[Start of Attachment]

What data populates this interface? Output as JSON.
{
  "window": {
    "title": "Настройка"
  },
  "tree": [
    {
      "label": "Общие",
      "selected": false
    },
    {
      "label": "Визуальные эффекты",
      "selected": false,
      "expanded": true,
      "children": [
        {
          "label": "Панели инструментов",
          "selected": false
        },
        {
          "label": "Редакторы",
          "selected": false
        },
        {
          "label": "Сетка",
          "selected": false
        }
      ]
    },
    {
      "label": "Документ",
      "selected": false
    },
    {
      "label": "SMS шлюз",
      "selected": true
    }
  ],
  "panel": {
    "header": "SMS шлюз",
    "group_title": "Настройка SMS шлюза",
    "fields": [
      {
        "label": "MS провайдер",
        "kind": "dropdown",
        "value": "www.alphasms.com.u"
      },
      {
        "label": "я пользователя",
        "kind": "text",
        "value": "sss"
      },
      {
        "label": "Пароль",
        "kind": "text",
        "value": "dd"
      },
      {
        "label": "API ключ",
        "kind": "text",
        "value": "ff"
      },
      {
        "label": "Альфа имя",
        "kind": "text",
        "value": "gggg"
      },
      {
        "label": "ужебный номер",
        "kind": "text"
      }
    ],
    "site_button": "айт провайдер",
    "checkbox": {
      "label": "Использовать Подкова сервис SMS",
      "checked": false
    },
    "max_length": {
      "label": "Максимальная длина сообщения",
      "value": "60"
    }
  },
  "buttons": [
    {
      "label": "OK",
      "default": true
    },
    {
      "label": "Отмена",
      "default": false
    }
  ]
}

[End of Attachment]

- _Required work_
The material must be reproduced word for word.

- _Solution to this task_
What data populates this interface? Output as JSON.
{
  "window": {
    "title": "Настройка"
  },
  "tree": [
    {
      "label": "Общие",
      "selected": false
    },
    {
      "label": "Визуальные эффекты",
      "selected": false,
      "expanded": true,
      "children": [
        {
          "label": "Панели инструментов",
          "selected": false
        },
        {
          "label": "Редакторы",
          "selected": false
        },
        {
          "label": "Сетка",
          "selected": false
        }
      ]
    },
    {
      "label": "Документ",
      "selected": false
    },
    {
      "label": "SMS шлюз",
      "selected": true
    }
  ],
  "panel": {
    "header": "SMS шлюз",
    "group_title": "Настройка SMS шлюза",
    "fields": [
      {
        "label": "MS провайдер",
        "kind": "dropdown",
        "value": "www.alphasms.com.u"
      },
      {
        "label": "я пользователя",
        "kind": "text",
        "value": "sss"
      },
      {
        "label": "Пароль",
        "kind": "text",
        "value": "dd"
      },
      {
        "label": "API ключ",
        "kind": "text",
        "value": "ff"
      },
      {
        "label": "Альфа имя",
        "kind": "text",
        "value": "gggg"
      },
      {
        "label": "ужебный номер",
        "kind": "text"
      }
    ],
    "site_button": "айт провайдер",
    "checkbox": {
      "label": "Использовать Подкова сервис SMS",
      "checked": false
    },
    "max_length": {
      "label": "Максимальная длина сообщения",
      "value": "60"
    }
  },
  "buttons": [
    {
      "label": "OK",
      "default": true
    },
    {
      "label": "Отмена",
      "default": false
    }
  ]
}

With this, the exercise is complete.